** Records supplied follows **

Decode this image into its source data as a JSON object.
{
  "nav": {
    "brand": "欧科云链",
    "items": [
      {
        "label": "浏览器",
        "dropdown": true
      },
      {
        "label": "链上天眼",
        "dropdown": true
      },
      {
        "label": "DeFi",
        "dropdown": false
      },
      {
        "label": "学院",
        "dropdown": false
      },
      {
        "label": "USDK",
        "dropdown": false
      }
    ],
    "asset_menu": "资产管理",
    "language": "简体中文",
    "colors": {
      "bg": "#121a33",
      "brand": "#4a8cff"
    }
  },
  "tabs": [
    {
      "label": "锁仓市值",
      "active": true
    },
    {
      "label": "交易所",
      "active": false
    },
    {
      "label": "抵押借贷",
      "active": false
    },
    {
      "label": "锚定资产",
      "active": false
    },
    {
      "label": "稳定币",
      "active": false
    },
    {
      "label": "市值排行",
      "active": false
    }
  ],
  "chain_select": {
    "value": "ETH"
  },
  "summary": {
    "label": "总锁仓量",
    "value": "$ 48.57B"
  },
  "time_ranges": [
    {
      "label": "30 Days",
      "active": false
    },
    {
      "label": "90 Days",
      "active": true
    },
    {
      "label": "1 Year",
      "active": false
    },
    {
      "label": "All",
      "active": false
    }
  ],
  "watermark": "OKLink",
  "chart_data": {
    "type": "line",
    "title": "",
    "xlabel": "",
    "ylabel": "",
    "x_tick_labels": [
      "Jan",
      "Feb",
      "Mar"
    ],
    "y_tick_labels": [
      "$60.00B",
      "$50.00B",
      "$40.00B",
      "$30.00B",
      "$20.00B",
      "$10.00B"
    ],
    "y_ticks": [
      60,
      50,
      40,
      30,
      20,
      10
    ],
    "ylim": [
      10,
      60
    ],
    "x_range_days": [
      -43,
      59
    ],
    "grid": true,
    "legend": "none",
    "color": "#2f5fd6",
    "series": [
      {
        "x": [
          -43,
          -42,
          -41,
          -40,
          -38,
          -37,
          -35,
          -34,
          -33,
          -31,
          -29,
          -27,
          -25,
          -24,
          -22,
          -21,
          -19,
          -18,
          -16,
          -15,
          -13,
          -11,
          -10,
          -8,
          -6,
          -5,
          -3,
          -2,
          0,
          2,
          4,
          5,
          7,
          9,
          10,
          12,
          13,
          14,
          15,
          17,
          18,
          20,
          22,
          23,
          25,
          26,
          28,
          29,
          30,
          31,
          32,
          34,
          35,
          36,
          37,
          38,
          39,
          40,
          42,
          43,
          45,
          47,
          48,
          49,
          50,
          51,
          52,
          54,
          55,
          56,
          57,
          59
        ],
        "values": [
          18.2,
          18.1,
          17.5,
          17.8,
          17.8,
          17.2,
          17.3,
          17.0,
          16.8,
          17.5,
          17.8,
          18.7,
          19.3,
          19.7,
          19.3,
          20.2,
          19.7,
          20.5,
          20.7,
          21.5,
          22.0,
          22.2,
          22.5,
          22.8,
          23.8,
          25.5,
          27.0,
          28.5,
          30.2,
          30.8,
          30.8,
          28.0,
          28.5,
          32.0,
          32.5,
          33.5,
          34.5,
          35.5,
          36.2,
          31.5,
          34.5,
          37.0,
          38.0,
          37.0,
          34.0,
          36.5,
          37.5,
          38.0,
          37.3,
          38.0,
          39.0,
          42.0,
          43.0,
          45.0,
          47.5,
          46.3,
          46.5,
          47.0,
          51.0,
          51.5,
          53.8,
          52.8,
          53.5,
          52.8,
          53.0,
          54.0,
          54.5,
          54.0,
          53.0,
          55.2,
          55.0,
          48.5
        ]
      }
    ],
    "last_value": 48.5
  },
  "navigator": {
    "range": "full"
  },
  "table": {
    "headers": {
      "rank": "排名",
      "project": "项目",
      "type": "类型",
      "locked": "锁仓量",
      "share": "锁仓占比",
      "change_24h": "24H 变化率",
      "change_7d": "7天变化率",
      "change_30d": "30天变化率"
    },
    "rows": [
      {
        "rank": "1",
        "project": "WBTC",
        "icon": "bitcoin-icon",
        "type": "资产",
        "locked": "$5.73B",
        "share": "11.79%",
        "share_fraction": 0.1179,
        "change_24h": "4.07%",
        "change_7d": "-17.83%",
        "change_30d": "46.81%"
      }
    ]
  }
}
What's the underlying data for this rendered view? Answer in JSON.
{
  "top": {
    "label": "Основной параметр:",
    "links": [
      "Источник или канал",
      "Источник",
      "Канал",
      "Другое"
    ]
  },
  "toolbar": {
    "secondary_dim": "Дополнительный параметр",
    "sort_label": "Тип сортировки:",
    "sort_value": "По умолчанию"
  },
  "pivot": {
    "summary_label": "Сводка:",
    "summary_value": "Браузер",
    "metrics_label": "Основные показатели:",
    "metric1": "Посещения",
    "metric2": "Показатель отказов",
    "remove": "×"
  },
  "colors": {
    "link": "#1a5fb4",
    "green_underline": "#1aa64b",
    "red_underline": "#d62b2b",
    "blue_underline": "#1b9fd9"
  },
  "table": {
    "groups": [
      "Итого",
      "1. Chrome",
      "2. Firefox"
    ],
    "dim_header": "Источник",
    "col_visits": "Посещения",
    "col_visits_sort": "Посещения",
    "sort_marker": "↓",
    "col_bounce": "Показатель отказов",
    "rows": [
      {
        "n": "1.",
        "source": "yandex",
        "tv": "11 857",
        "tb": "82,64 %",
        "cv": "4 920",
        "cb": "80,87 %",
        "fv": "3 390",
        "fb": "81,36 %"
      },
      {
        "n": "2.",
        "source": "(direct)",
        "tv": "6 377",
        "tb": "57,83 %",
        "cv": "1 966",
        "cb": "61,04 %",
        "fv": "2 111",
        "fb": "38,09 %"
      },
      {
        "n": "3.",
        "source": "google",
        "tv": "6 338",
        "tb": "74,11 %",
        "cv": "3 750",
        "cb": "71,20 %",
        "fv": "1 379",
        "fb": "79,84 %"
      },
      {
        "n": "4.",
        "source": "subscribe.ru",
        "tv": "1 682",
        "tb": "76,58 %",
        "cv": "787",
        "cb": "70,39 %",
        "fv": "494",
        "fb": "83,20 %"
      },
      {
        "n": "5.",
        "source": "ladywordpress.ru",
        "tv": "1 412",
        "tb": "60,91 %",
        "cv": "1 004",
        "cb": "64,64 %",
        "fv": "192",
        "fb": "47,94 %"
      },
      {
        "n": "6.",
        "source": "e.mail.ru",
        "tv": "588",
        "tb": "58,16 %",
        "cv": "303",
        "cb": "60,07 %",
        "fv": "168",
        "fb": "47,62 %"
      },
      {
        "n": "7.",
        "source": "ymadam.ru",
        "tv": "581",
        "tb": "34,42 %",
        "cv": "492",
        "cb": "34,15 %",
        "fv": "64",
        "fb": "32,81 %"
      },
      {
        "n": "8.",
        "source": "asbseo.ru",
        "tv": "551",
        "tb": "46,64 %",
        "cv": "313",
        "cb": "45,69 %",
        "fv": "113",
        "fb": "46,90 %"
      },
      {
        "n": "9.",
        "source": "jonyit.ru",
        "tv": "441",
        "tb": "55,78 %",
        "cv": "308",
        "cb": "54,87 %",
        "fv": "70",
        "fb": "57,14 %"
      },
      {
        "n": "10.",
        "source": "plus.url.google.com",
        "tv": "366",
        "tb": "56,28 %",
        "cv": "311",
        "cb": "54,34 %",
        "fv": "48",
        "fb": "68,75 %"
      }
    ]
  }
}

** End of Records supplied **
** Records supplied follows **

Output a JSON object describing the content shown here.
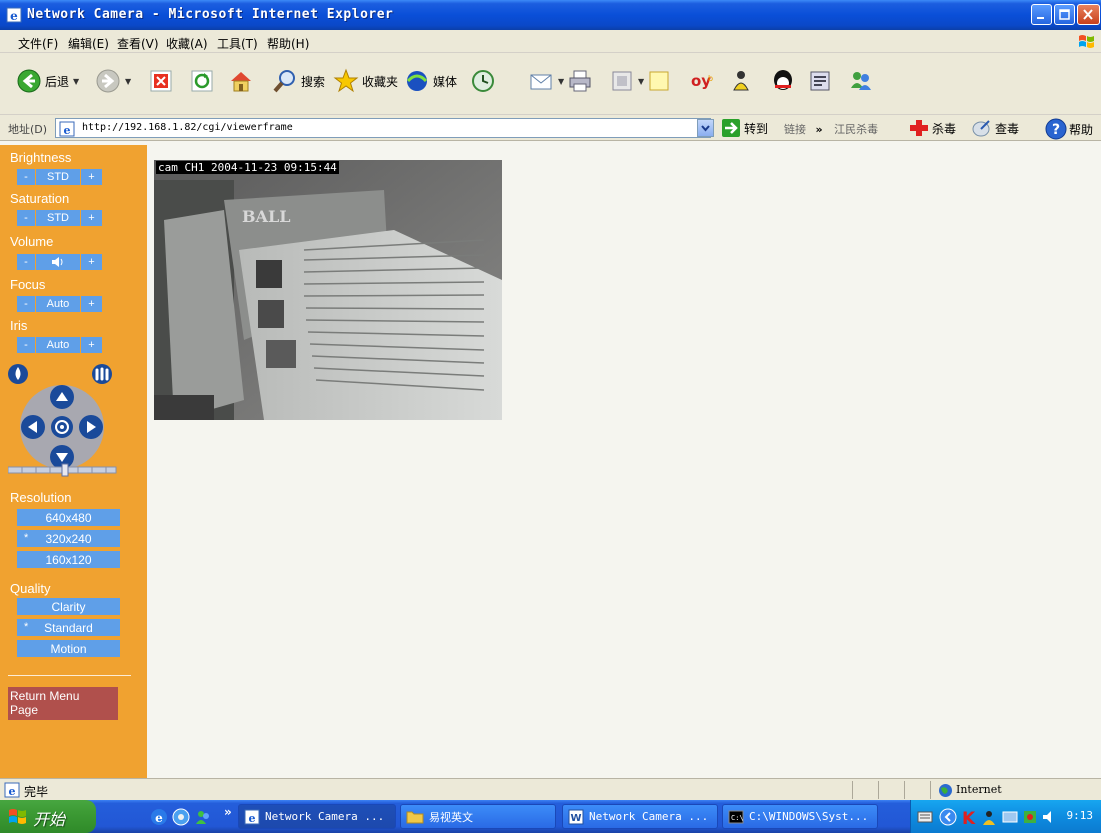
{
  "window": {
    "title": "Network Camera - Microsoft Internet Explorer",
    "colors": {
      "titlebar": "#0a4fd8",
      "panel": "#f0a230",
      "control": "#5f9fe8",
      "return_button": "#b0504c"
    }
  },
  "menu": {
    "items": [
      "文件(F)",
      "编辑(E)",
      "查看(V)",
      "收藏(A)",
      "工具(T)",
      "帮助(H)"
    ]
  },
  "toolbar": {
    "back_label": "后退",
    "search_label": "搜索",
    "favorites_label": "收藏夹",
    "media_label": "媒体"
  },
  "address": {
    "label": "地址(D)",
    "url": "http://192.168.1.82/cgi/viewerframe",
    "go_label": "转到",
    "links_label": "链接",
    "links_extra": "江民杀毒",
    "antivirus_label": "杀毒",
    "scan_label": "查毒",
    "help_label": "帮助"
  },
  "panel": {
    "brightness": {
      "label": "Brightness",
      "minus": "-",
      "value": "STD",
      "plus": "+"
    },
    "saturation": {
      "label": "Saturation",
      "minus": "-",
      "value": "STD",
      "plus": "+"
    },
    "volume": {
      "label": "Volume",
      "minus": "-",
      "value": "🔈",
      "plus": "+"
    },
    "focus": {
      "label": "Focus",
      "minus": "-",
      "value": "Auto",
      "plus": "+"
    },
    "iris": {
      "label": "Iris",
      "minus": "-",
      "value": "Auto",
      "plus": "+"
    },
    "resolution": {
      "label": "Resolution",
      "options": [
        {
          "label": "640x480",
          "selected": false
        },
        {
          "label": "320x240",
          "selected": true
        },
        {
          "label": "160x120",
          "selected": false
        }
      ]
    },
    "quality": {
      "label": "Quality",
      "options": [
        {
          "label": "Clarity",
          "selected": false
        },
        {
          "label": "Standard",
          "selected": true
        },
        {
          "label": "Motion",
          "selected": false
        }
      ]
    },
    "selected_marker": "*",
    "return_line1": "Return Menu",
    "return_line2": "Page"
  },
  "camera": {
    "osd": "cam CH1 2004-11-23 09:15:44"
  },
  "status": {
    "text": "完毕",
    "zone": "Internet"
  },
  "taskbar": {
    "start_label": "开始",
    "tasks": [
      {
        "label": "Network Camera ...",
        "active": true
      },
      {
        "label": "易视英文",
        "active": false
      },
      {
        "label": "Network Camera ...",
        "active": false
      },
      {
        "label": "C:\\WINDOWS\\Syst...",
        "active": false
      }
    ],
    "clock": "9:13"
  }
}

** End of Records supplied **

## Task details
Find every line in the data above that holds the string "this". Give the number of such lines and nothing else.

## Answer space
2